● Input data:
################

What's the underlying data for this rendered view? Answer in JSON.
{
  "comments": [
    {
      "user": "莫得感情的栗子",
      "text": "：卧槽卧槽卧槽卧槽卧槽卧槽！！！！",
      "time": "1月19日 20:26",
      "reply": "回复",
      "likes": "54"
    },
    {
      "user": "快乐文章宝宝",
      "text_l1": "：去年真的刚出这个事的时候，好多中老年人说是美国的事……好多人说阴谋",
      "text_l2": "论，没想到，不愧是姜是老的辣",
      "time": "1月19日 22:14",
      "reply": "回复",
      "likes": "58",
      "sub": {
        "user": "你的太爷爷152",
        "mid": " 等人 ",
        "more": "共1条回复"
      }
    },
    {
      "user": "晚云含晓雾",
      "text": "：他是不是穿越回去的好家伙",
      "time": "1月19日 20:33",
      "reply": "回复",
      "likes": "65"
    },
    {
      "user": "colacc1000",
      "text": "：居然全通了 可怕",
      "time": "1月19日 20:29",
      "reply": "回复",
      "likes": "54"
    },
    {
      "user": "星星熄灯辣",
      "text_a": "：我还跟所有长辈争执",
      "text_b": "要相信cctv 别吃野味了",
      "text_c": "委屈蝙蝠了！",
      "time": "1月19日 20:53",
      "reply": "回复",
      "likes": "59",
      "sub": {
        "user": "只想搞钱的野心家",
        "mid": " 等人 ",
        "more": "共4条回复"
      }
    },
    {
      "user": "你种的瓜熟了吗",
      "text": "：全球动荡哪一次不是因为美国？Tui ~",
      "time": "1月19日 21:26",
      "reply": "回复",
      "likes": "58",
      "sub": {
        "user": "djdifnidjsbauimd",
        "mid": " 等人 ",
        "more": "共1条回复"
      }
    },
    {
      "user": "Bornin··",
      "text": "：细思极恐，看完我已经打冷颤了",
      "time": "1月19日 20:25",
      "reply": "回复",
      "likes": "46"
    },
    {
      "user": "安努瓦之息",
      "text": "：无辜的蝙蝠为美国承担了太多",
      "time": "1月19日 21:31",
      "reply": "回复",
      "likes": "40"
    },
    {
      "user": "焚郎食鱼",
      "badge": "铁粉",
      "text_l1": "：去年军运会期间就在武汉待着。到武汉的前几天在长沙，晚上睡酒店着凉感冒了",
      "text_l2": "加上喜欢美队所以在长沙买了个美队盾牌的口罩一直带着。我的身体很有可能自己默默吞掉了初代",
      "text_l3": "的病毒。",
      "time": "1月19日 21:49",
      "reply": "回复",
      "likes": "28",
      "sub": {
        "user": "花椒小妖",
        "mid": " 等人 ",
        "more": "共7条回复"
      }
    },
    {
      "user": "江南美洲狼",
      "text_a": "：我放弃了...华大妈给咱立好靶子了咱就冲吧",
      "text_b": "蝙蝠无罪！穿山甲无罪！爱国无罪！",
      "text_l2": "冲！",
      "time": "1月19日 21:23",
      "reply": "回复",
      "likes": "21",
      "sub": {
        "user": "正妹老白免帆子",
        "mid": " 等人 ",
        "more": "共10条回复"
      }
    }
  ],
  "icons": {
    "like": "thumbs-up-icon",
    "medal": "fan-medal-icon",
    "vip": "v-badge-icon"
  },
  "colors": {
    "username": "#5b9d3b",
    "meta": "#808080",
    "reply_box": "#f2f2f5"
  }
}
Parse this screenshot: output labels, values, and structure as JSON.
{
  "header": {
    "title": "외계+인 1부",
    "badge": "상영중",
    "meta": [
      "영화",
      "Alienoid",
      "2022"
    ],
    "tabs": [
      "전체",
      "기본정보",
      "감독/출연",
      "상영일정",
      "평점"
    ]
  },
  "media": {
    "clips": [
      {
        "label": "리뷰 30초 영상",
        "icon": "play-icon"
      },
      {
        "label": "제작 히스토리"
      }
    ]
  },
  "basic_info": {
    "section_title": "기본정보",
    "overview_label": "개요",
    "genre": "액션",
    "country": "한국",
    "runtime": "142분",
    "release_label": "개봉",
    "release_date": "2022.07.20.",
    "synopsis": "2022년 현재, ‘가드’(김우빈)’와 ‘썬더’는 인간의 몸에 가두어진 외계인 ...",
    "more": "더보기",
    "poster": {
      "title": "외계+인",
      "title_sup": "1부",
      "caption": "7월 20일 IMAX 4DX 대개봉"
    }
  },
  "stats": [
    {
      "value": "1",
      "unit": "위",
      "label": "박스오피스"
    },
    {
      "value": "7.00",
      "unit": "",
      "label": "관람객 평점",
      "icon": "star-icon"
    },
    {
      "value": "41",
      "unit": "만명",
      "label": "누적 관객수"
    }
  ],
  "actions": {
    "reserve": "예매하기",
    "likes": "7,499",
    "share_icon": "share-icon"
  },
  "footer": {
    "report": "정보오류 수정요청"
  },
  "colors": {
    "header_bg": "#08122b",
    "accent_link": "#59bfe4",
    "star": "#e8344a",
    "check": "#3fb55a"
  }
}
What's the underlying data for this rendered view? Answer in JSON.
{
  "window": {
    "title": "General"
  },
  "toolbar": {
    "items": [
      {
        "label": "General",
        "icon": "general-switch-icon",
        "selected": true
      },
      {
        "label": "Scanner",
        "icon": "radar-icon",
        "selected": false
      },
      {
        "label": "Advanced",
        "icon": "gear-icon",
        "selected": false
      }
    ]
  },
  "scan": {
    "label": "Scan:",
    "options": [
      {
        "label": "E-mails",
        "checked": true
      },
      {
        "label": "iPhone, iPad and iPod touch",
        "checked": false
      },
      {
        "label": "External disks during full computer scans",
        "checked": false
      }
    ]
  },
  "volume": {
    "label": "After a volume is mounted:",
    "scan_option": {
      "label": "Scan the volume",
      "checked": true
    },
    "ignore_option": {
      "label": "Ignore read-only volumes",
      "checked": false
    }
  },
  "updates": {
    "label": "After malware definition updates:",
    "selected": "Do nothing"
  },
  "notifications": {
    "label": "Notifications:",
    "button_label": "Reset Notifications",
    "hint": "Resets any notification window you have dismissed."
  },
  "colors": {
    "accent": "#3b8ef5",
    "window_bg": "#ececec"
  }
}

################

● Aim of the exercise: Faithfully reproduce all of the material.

● Answer to the problem:
What's the underlying data for this rendered view? Answer in JSON.
{
  "comments": [
    {
      "user": "莫得感情的栗子",
      "text": "：卧槽卧槽卧槽卧槽卧槽卧槽！！！！",
      "time": "1月19日 20:26",
      "reply": "回复",
      "likes": "54"
    },
    {
      "user": "快乐文章宝宝",
      "text_l1": "：去年真的刚出这个事的时候，好多中老年人说是美国的事……好多人说阴谋",
      "text_l2": "论，没想到，不愧是姜是老的辣",
      "time": "1月19日 22:14",
      "reply": "回复",
      "likes": "58",
      "sub": {
        "user": "你的太爷爷152",
        "mid": " 等人 ",
        "more": "共1条回复"
      }
    },
    {
      "user": "晚云含晓雾",
      "text": "：他是不是穿越回去的好家伙",
      "time": "1月19日 20:33",
      "reply": "回复",
      "likes": "65"
    },
    {
      "user": "colacc1000",
      "text": "：居然全通了 可怕",
      "time": "1月19日 20:29",
      "reply": "回复",
      "likes": "54"
    },
    {
      "user": "星星熄灯辣",
      "text_a": "：我还跟所有长辈争执",
      "text_b": "要相信cctv 别吃野味了",
      "text_c": "委屈蝙蝠了！",
      "time": "1月19日 20:53",
      "reply": "回复",
      "likes": "59",
      "sub": {
        "user": "只想搞钱的野心家",
        "mid": " 等人 ",
        "more": "共4条回复"
      }
    },
    {
      "user": "你种的瓜熟了吗",
      "text": "：全球动荡哪一次不是因为美国？Tui ~",
      "time": "1月19日 21:26",
      "reply": "回复",
      "likes": "58",
      "sub": {
        "user": "djdifnidjsbauimd",
        "mid": " 等人 ",
        "more": "共1条回复"
      }
    },
    {
      "user": "Bornin··",
      "text": "：细思极恐，看完我已经打冷颤了",
      "time": "1月19日 20:25",
      "reply": "回复",
      "likes": "46"
    },
    {
      "user": "安努瓦之息",
      "text": "：无辜的蝙蝠为美国承担了太多",
      "time": "1月19日 21:31",
      "reply": "回复",
      "likes": "40"
    },
    {
      "user": "焚郎食鱼",
      "badge": "铁粉",
      "text_l1": "：去年军运会期间就在武汉待着。到武汉的前几天在长沙，晚上睡酒店着凉感冒了",
      "text_l2": "加上喜欢美队所以在长沙买了个美队盾牌的口罩一直带着。我的身体很有可能自己默默吞掉了初代",
      "text_l3": "的病毒。",
      "time": "1月19日 21:49",
      "reply": "回复",
      "likes": "28",
      "sub": {
        "user": "花椒小妖",
        "mid": " 等人 ",
        "more": "共7条回复"
      }
    },
    {
      "user": "江南美洲狼",
      "text_a": "：我放弃了...华大妈给咱立好靶子了咱就冲吧",
      "text_b": "蝙蝠无罪！穿山甲无罪！爱国无罪！",
      "text_l2": "冲！",
      "time": "1月19日 21:23",
      "reply": "回复",
      "likes": "21",
      "sub": {
        "user": "正妹老白免帆子",
        "mid": " 等人 ",
        "more": "共10条回复"
      }
    }
  ],
  "icons": {
    "like": "thumbs-up-icon",
    "medal": "fan-medal-icon",
    "vip": "v-badge-icon"
  },
  "colors": {
    "username": "#5b9d3b",
    "meta": "#808080",
    "reply_box": "#f2f2f5"
  }
}
Parse this screenshot: output labels, values, and structure as JSON.
{
  "header": {
    "title": "외계+인 1부",
    "badge": "상영중",
    "meta": [
      "영화",
      "Alienoid",
      "2022"
    ],
    "tabs": [
      "전체",
      "기본정보",
      "감독/출연",
      "상영일정",
      "평점"
    ]
  },
  "media": {
    "clips": [
      {
        "label": "리뷰 30초 영상",
        "icon": "play-icon"
      },
      {
        "label": "제작 히스토리"
      }
    ]
  },
  "basic_info": {
    "section_title": "기본정보",
    "overview_label": "개요",
    "genre": "액션",
    "country": "한국",
    "runtime": "142분",
    "release_label": "개봉",
    "release_date": "2022.07.20.",
    "synopsis": "2022년 현재, ‘가드’(김우빈)’와 ‘썬더’는 인간의 몸에 가두어진 외계인 ...",
    "more": "더보기",
    "poster": {
      "title": "외계+인",
      "title_sup": "1부",
      "caption": "7월 20일 IMAX 4DX 대개봉"
    }
  },
  "stats": [
    {
      "value": "1",
      "unit": "위",
      "label": "박스오피스"
    },
    {
      "value": "7.00",
      "unit": "",
      "label": "관람객 평점",
      "icon": "star-icon"
    },
    {
      "value": "41",
      "unit": "만명",
      "label": "누적 관객수"
    }
  ],
  "actions": {
    "reserve": "예매하기",
    "likes": "7,499",
    "share_icon": "share-icon"
  },
  "footer": {
    "report": "정보오류 수정요청"
  },
  "colors": {
    "header_bg": "#08122b",
    "accent_link": "#59bfe4",
    "star": "#e8344a",
    "check": "#3fb55a"
  }
}
What's the underlying data for this rendered view? Answer in JSON.
{
  "window": {
    "title": "General"
  },
  "toolbar": {
    "items": [
      {
        "label": "General",
        "icon": "general-switch-icon",
        "selected": true
      },
      {
        "label": "Scanner",
        "icon": "radar-icon",
        "selected": false
      },
      {
        "label": "Advanced",
        "icon": "gear-icon",
        "selected": false
      }
    ]
  },
  "scan": {
    "label": "Scan:",
    "options": [
      {
        "label": "E-mails",
        "checked": true
      },
      {
        "label": "iPhone, iPad and iPod touch",
        "checked": false
      },
      {
        "label": "External disks during full computer scans",
        "checked": false
      }
    ]
  },
  "volume": {
    "label": "After a volume is mounted:",
    "scan_option": {
      "label": "Scan the volume",
      "checked": true
    },
    "ignore_option": {
      "label": "Ignore read-only volumes",
      "checked": false
    }
  },
  "updates": {
    "label": "After malware definition updates:",
    "selected": "Do nothing"
  },
  "notifications": {
    "label": "Notifications:",
    "button_label": "Reset Notifications",
    "hint": "Resets any notification window you have dismissed."
  },
  "colors": {
    "accent": "#3b8ef5",
    "window_bg": "#ececec"
  }
}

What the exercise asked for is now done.